The end of the summer in Crete signals the beginning of one of the oldest and most exciting agricultural practices taking place on the island since the Minoan times. The Greek term Trygos means wine harvest, a hard laboring but also pleasant job that results in the production of a Cretan-favorite product: wine!
According to archaeological findings in southern Crete, grape products were already popular in 3000 BC, as indicated from the examination of organic residue in jars found in the Minoan settlement of Myrtos. Other findings and analyses suggest that wine was consumed and stored in pots and barrels since 1900-1700 BC, and perhaps even before.
However, we do not need too much evidence to accept that Greece always had a special connection to wine – let’s not forget there was even a God dedicated exclusively to the celebration of wine and winemaking, the eccentric Dionysus or Bacchus.
Crete’s unique climate and geomorphology ensure the production of high-quality wine. It is not a coincidence that many Cretan wines are awarded every year and fill the wine lists of top-notch restaurants around the world. Traditionally, every Cretan family produced their own wine, and trygos was primarily a family business. Trygos season usually lasts from the end of August to mid-September, depending on the microclimate of each location.
First, the grapes are collected from the family vineyard and sometimes separated into categories, as some will become raisins, other will be consumed as table grapes, but the best are always destined to become wine. The collection of grapes usually starts early in the morning to avoid the strong sun, which, however, cannot be entirely avoided, as trygos usually lasts until late afternoon (depending on the size of the vineyard). This is also the most challenging part of the process: the minimum daytime heat at this season would be 30C.
At around noon, the family takes a break under the refreshing shade of a tree to enjoy a light lunch and rest a bit.
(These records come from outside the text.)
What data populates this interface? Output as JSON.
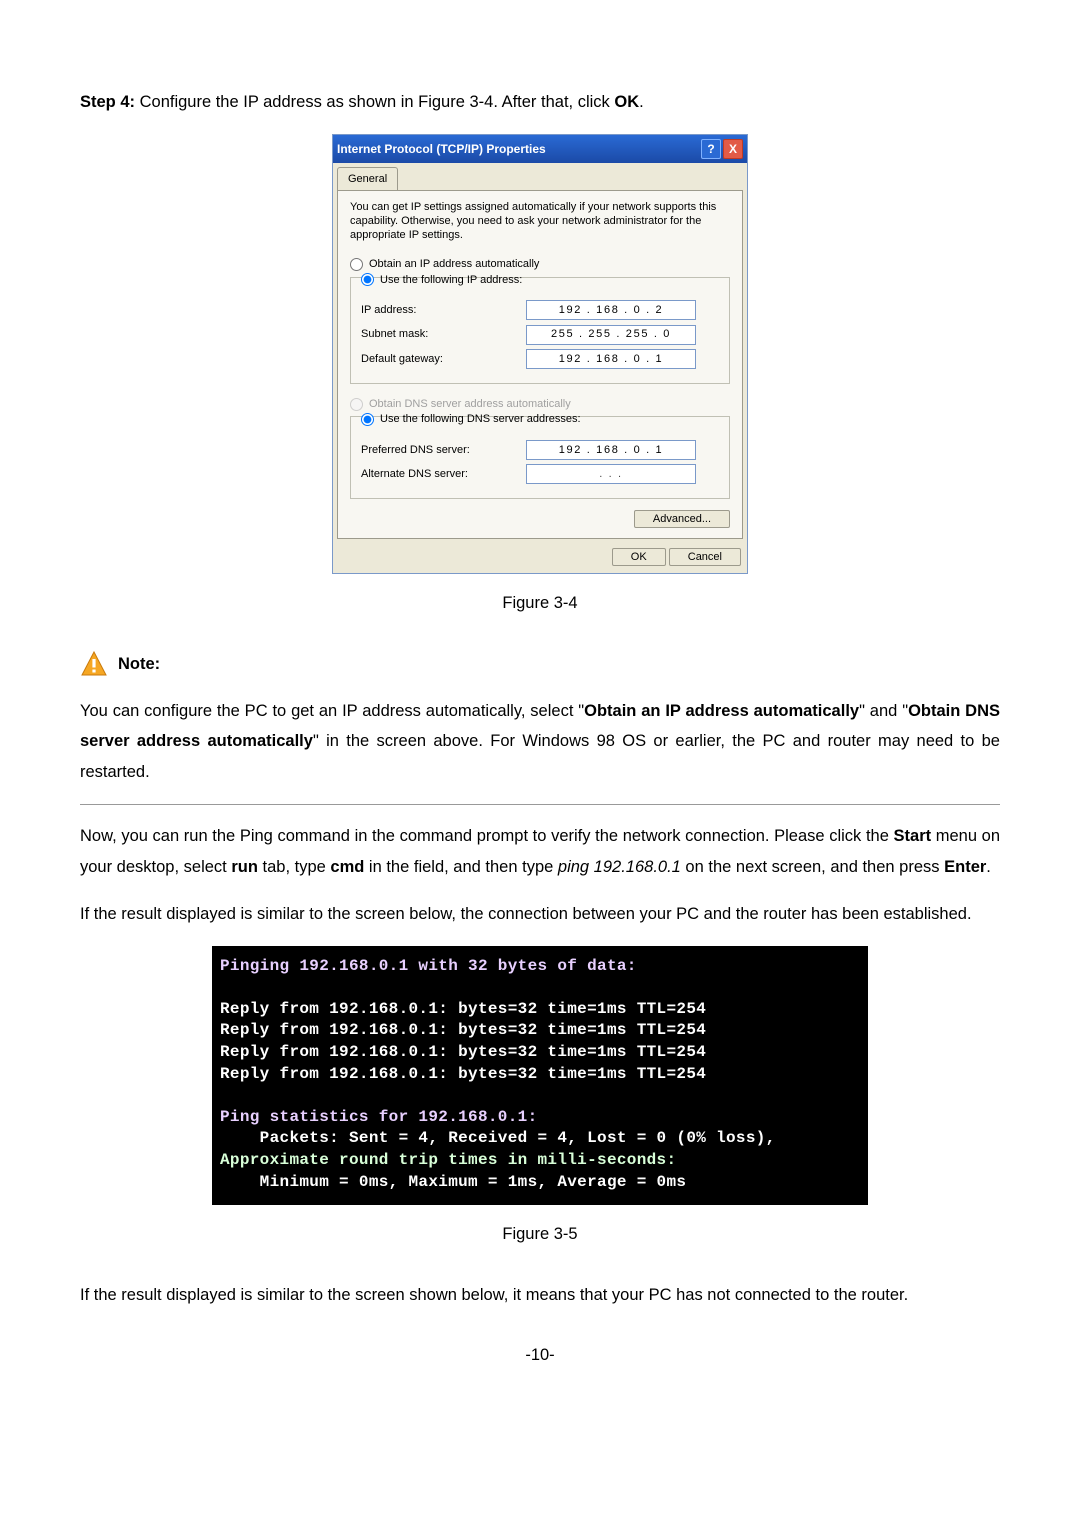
{
  "step": {
    "prefix": "Step 4:",
    "text1": "  Configure the IP address as shown in Figure 3-4. After that, click ",
    "ok": "OK",
    "text2": "."
  },
  "dialog": {
    "title": "Internet Protocol (TCP/IP) Properties",
    "help_glyph": "?",
    "close_glyph": "X",
    "tab_general": "General",
    "desc": "You can get IP settings assigned automatically if your network supports this capability. Otherwise, you need to ask your network administrator for the appropriate IP settings.",
    "radio_ip_auto": "Obtain an IP address automatically",
    "radio_ip_use": "Use the following IP address:",
    "ip_label": "IP address:",
    "ip_value": "192 . 168 .  0  .  2",
    "subnet_label": "Subnet mask:",
    "subnet_value": "255 . 255 . 255 .  0",
    "gateway_label": "Default gateway:",
    "gateway_value": "192 . 168 .  0  .  1",
    "radio_dns_auto": "Obtain DNS server address automatically",
    "radio_dns_use": "Use the following DNS server addresses:",
    "pref_dns_label": "Preferred DNS server:",
    "pref_dns_value": "192 . 168 .  0  .  1",
    "alt_dns_label": "Alternate DNS server:",
    "alt_dns_value": ".       .       .",
    "advanced": "Advanced...",
    "ok": "OK",
    "cancel": "Cancel"
  },
  "fig34": "Figure 3-4",
  "note_label": "Note:",
  "note": {
    "t1": "You can configure the PC to get an IP address automatically, select \"",
    "b1": "Obtain an IP address automatically",
    "t2": "\" and \"",
    "b2": "Obtain DNS server address automatically",
    "t3": "\" in the screen above. For Windows 98 OS or earlier, the PC and router may need to be restarted."
  },
  "para_now": {
    "t1": "Now, you can run the Ping command in the command prompt to verify the network connection. Please click the ",
    "b1": "Start",
    "t2": " menu on your desktop, select ",
    "b2": "run",
    "t3": " tab, type ",
    "b3": "cmd",
    "t4": " in the field, and then type ",
    "i1": "ping 192.168.0.1",
    "t5": " on the next screen, and then press ",
    "b4": "Enter",
    "t6": "."
  },
  "para_ok": "If the result displayed is similar to the screen below, the connection between your PC and the router has been established.",
  "terminal": {
    "l1": "Pinging 192.168.0.1 with 32 bytes of data:",
    "r1": "Reply from 192.168.0.1: bytes=32 time=1ms TTL=254",
    "r2": "Reply from 192.168.0.1: bytes=32 time=1ms TTL=254",
    "r3": "Reply from 192.168.0.1: bytes=32 time=1ms TTL=254",
    "r4": "Reply from 192.168.0.1: bytes=32 time=1ms TTL=254",
    "s1": "Ping statistics for 192.168.0.1:",
    "s2": "    Packets: Sent = 4, Received = 4, Lost = 0 (0% loss),",
    "a1": "Approximate round trip times in milli-seconds:",
    "a2": "    Minimum = 0ms, Maximum = 1ms, Average = 0ms"
  },
  "fig35": "Figure 3-5",
  "para_fail": "If the result displayed is similar to the screen shown below, it means that your PC has not connected to the router.",
  "page_num": "-10-"
}
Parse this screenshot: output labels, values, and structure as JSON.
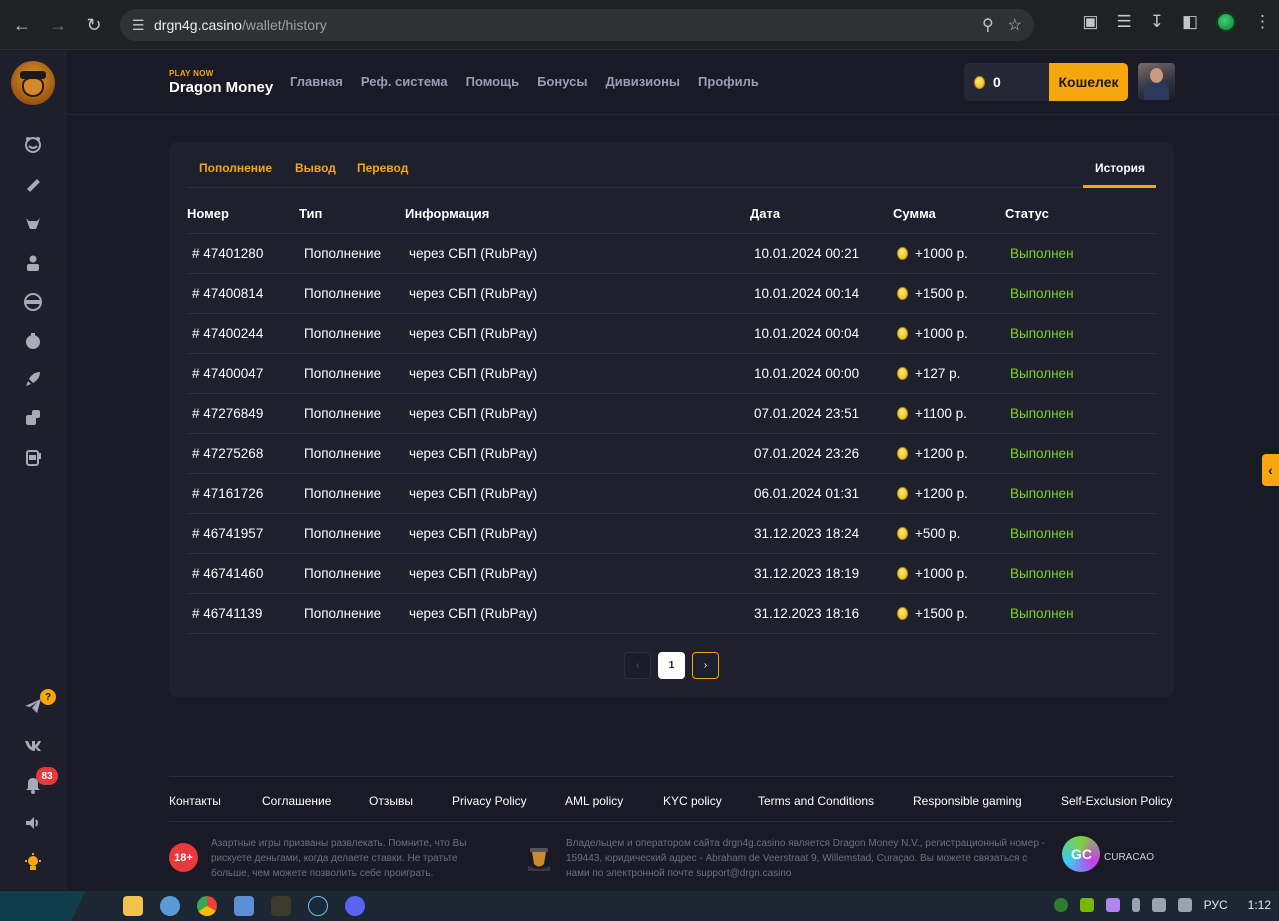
{
  "browser": {
    "url_host": "drgn4g.casino",
    "url_path": "/wallet/history"
  },
  "brand": {
    "tagline": "PLAY NOW",
    "name": "Dragon Money"
  },
  "topnav": [
    "Главная",
    "Реф. система",
    "Помощь",
    "Бонусы",
    "Дивизионы",
    "Профиль"
  ],
  "header": {
    "balance": "0",
    "wallet_label": "Кошелек"
  },
  "sidebar": {
    "icons": [
      "smile-icon",
      "ticket-icon",
      "bull-icon",
      "player-icon",
      "wheel-icon",
      "coinflip-icon",
      "rocket-icon",
      "dice-icon",
      "slot-icon"
    ],
    "telegram_badge": "?",
    "notifications_count": "83"
  },
  "tabs": {
    "deposit": "Пополнение",
    "withdraw": "Вывод",
    "transfer": "Перевод",
    "history": "История"
  },
  "table": {
    "columns": [
      "Номер",
      "Тип",
      "Информация",
      "Дата",
      "Сумма",
      "Статус"
    ],
    "rows": [
      {
        "id": "# 47401280",
        "type": "Пополнение",
        "info": "через СБП (RubPay)",
        "date": "10.01.2024 00:21",
        "amount": "+1000 р.",
        "status": "Выполнен"
      },
      {
        "id": "# 47400814",
        "type": "Пополнение",
        "info": "через СБП (RubPay)",
        "date": "10.01.2024 00:14",
        "amount": "+1500 р.",
        "status": "Выполнен"
      },
      {
        "id": "# 47400244",
        "type": "Пополнение",
        "info": "через СБП (RubPay)",
        "date": "10.01.2024 00:04",
        "amount": "+1000 р.",
        "status": "Выполнен"
      },
      {
        "id": "# 47400047",
        "type": "Пополнение",
        "info": "через СБП (RubPay)",
        "date": "10.01.2024 00:00",
        "amount": "+127 р.",
        "status": "Выполнен"
      },
      {
        "id": "# 47276849",
        "type": "Пополнение",
        "info": "через СБП (RubPay)",
        "date": "07.01.2024 23:51",
        "amount": "+1100 р.",
        "status": "Выполнен"
      },
      {
        "id": "# 47275268",
        "type": "Пополнение",
        "info": "через СБП (RubPay)",
        "date": "07.01.2024 23:26",
        "amount": "+1200 р.",
        "status": "Выполнен"
      },
      {
        "id": "# 47161726",
        "type": "Пополнение",
        "info": "через СБП (RubPay)",
        "date": "06.01.2024 01:31",
        "amount": "+1200 р.",
        "status": "Выполнен"
      },
      {
        "id": "# 46741957",
        "type": "Пополнение",
        "info": "через СБП (RubPay)",
        "date": "31.12.2023 18:24",
        "amount": "+500 р.",
        "status": "Выполнен"
      },
      {
        "id": "# 46741460",
        "type": "Пополнение",
        "info": "через СБП (RubPay)",
        "date": "31.12.2023 18:19",
        "amount": "+1000 р.",
        "status": "Выполнен"
      },
      {
        "id": "# 46741139",
        "type": "Пополнение",
        "info": "через СБП (RubPay)",
        "date": "31.12.2023 18:16",
        "amount": "+1500 р.",
        "status": "Выполнен"
      }
    ]
  },
  "pagination": {
    "current": "1"
  },
  "footer": {
    "links": [
      "Контакты",
      "Соглашение",
      "Отзывы",
      "Privacy Policy",
      "AML policy",
      "KYC policy",
      "Terms and Conditions",
      "Responsible gaming",
      "Self-Exclusion Policy"
    ],
    "age": "18+",
    "disclaimer": "Азартные игры призваны развлекать. Помните, что Вы рискуете деньгами, когда делаете ставки. Не тратьте больше, чем можете позволить себе проиграть.",
    "owner": "Владельцем и оператором сайта drgn4g.casino является Dragon Money N.V., регистрационный номер - 159443, юридический адрес - Abraham de Veerstraat 9, Willemstad, Curaçao. Вы можете связаться с нами по электронной почте support@drgn.casino",
    "gc_label": "GC",
    "curacao_label": "CURACAO"
  },
  "taskbar": {
    "lang": "РУС",
    "time": "1:12"
  },
  "colors": {
    "accent": "#f5a70d",
    "success": "#7ed321",
    "bg": "#191a25",
    "card": "#1f202d"
  }
}
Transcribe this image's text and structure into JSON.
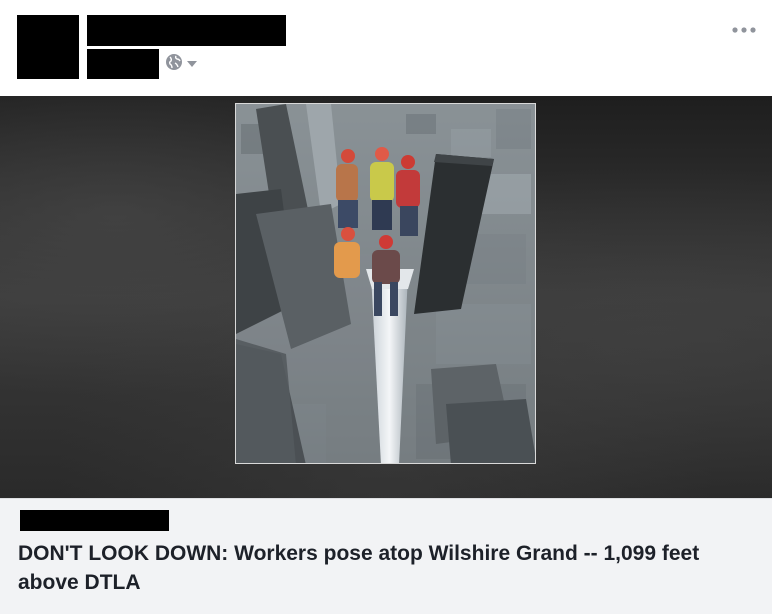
{
  "post": {
    "privacy": {
      "icon": "globe-icon",
      "dropdown_icon": "caret-down-icon"
    },
    "more_options": {
      "icon": "more-horizontal-icon",
      "label": "•••"
    },
    "link_preview": {
      "title": "DON'T LOOK DOWN: Workers pose atop Wilshire Grand -- 1,099 feet above DTLA"
    },
    "colors": {
      "link_box_bg": "#f2f3f5",
      "title_text": "#1d2129",
      "icon_gray": "#90949c",
      "redaction": "#000000"
    }
  }
}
The lunch is usually simple and typical Cretan: paximadia (Cretan rusks), tomatoes, cucumbers, olives, boiled eggs and potatoes, some cheese and – naturally- grapes! If somebody has a musical instrument and friends and relatives join the Trygos process, the lunch break can turn into a short pic nic party!
Once the harvest is completed, the heavy grape crates are gathered in a location where they can then be easily transferred to the wine press. In the old times, each family house had its own wine press (patitiri) in an outdoor area and the pressing process was done with a body tool: the feet! Pressing the grapes with the feet was a fun process, especially for the kids, and looked like a funny chicken dance. However, this too was a job that had to be done carefully in order to extract all the grape juice, which then fell in the bottom of a container, usually a barrel. Once the pressing was done, the grape must was used to make the year’s wine, which is an entirely different process and story!
Cretan family wine often finds its way to local cafes and small taverns and is shared with family and friends with pride, as one of the most important and elaborate products extracted from the Cretan land, uniquely connected to history and family tradition.